Could, from a philosophical stand point, one attribute that these chemicals are released as a result of our value judgment? And that the reason why it goes away after 12-18 months is because our value judgment of the other person changes as we learn more about the other person? This means that our initial value judgment of the other person was not accurate due to lack of data (or evasion of reality) and that over time we gained more data (or could not evade any further).
This would also imply that it's possible to be in romantic love indefinitely if our value judgment of the other person from the beginning was very accurate because we paid more attention (focus) and knew what to look for (character/virtues/values).

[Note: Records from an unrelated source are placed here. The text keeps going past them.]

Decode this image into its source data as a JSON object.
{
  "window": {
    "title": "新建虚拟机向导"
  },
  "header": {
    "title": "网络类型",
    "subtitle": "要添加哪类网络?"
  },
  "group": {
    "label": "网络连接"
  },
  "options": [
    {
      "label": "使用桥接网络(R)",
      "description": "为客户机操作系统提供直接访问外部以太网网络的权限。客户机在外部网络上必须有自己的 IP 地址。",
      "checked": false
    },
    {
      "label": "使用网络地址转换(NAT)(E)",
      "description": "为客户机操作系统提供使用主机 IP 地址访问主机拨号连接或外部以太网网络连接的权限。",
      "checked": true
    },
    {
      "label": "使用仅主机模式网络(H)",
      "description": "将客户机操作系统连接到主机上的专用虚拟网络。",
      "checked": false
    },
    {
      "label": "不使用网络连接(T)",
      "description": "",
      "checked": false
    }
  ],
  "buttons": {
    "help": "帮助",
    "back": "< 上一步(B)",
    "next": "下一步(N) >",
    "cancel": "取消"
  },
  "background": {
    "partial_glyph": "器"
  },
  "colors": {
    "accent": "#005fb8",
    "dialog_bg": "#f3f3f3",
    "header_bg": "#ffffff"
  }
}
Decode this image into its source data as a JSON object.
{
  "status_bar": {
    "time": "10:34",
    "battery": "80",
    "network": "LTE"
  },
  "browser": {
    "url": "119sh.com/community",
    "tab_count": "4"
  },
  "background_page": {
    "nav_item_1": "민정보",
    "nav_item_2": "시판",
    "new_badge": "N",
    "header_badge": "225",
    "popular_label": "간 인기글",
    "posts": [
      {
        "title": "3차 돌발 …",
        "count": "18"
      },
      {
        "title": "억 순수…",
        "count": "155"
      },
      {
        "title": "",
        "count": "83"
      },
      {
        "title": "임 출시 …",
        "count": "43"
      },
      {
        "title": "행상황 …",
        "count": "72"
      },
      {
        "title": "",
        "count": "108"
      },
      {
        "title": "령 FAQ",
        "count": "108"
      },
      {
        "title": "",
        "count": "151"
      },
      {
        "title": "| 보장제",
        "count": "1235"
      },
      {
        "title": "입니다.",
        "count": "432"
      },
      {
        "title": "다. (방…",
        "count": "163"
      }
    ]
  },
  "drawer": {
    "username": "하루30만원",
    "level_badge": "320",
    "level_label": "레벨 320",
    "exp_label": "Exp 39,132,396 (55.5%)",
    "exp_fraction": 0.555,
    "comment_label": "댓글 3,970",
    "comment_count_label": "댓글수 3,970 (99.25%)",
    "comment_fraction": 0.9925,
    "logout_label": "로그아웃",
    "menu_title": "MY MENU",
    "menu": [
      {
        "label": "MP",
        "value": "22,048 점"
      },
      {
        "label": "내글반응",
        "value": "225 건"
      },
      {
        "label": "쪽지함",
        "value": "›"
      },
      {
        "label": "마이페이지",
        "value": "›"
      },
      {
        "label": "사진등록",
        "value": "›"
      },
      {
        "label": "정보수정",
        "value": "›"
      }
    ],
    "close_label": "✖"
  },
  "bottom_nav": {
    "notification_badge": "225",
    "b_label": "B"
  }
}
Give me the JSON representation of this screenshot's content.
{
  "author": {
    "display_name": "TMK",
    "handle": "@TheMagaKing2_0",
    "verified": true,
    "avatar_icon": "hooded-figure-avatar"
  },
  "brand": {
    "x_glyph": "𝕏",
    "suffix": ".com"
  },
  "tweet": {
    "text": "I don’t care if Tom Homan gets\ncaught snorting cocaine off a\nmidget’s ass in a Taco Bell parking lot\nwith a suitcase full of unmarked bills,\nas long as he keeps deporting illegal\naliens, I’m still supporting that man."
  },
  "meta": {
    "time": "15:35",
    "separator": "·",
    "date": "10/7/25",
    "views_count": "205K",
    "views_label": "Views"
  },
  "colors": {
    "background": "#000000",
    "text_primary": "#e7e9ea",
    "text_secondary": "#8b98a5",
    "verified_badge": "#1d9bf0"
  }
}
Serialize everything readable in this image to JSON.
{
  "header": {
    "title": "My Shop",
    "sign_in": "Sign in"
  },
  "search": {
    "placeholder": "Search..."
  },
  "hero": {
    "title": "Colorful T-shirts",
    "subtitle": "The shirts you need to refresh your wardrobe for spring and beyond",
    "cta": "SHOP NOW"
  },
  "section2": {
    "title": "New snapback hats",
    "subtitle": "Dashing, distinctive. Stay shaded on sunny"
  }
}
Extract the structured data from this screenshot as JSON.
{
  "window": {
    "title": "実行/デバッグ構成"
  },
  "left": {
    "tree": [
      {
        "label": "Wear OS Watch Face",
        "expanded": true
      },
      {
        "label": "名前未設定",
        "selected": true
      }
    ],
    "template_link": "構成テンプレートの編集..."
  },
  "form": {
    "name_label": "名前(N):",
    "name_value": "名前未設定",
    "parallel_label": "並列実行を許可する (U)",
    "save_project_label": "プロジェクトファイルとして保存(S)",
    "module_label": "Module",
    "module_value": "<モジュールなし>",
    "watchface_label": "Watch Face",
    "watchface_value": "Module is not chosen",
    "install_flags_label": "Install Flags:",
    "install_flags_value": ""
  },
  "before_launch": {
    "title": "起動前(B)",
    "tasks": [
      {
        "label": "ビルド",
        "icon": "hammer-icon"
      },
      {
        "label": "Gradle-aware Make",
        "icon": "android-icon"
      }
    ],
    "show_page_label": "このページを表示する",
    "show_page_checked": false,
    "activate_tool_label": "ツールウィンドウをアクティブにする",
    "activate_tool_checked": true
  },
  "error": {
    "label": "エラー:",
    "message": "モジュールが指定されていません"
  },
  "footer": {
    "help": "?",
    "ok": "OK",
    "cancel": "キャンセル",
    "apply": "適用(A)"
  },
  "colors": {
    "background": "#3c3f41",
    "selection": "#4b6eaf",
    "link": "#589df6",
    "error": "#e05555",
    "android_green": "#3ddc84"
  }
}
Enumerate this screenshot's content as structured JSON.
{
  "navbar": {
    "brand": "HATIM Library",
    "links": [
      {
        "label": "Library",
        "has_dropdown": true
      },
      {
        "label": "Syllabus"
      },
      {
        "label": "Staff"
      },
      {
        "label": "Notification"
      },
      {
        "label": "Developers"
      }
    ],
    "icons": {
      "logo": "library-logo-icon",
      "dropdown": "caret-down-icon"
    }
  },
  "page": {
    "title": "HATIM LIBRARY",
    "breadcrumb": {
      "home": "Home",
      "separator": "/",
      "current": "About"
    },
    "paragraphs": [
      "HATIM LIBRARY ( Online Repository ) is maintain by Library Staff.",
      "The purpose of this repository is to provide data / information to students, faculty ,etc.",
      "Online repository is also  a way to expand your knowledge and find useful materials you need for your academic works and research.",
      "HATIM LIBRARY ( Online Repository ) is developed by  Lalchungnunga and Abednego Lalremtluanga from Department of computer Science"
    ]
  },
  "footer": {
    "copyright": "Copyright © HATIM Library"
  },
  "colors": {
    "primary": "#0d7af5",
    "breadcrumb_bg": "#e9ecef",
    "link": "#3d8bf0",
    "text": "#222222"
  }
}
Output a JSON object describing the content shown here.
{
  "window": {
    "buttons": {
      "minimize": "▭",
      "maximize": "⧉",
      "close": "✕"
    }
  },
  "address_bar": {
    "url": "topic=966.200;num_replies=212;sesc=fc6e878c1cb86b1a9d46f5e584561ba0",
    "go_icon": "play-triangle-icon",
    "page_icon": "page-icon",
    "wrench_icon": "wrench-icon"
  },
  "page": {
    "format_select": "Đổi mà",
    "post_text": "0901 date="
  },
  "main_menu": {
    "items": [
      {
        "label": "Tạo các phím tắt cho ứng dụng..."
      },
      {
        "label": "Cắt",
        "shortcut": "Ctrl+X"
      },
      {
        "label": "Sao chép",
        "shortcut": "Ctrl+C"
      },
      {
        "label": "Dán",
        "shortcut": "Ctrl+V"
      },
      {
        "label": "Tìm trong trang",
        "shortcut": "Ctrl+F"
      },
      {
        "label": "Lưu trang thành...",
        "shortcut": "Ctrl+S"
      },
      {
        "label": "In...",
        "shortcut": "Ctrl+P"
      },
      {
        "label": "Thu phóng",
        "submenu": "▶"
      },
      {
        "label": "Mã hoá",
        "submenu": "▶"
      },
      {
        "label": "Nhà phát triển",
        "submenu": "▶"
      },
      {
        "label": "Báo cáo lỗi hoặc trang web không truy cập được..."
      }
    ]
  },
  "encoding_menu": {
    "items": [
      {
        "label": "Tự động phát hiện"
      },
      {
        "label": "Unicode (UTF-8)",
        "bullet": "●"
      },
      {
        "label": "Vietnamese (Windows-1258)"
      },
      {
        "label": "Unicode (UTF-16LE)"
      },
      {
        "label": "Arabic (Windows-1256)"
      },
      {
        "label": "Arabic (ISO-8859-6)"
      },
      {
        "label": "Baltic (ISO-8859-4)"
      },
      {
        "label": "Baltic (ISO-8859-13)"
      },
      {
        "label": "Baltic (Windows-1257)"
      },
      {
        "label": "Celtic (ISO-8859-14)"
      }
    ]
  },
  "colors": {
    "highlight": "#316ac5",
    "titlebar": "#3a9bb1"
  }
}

As far as I can discern, this question does an excellent job of answering itself, even offering an important insight about cause and effect in the relation of psychological states to biochemical levels.
answered Jul 11 '12 at 01:42
Ideas for Life ♦
Love is not the same as chemical releases in the brain. Love is an emotion, not a chemical excretion. However, there is no contradiction between noting that love is a response to values, and identifying the electrical/chemical changes that occur as physical correlates of that love response.
The questioner, however, goes on to state as a fact that "Science currently observes that these chemicals go away after 12-18 months of a relationship," and to explain this fact thus: "the reason why it goes away after 12-18 months is because our value judgment of the other person changes as we learn more about the other person?"
I will assume that the questioner is right about the science: that such chemicals always occur when someone is in the heady throes of love, and that the chemicals eventual fade.
But to explain the fading chemicals as a change in value-judgment — i.e., to "falling out of love" — is to equivocate between the emotion and its chemical correlate.
Anyone who has ever been in love knows that the initial head-rush of obsession with the beloved inevitably fades. This is as it ought to be: no matter how essential your beloved is to your life and values, she is not your only value. The initial release of brain chemicals corresponds to that feeling of: "Wow! I can't believe I've met someone SO PERFECT." Eventually, though, you get used to it. It's not that you forget your partner's value — you ought to remember it, frequently — and I'll bet that every time you pause to reflect on how great she is, those scientists would measure a similar spike in "love chemicals."
There's no reason to go from the fact that a certain brain chemical falls off in the years after falling in love, to the idea that love responses are inevitably the result of "lack of data" or "evasion." What about the simple fact that life moves on, and you can't spend your whole life making goo-goo eyes at each other?
answered Jul 19 '12 at 10:59
Robert Garmong ♦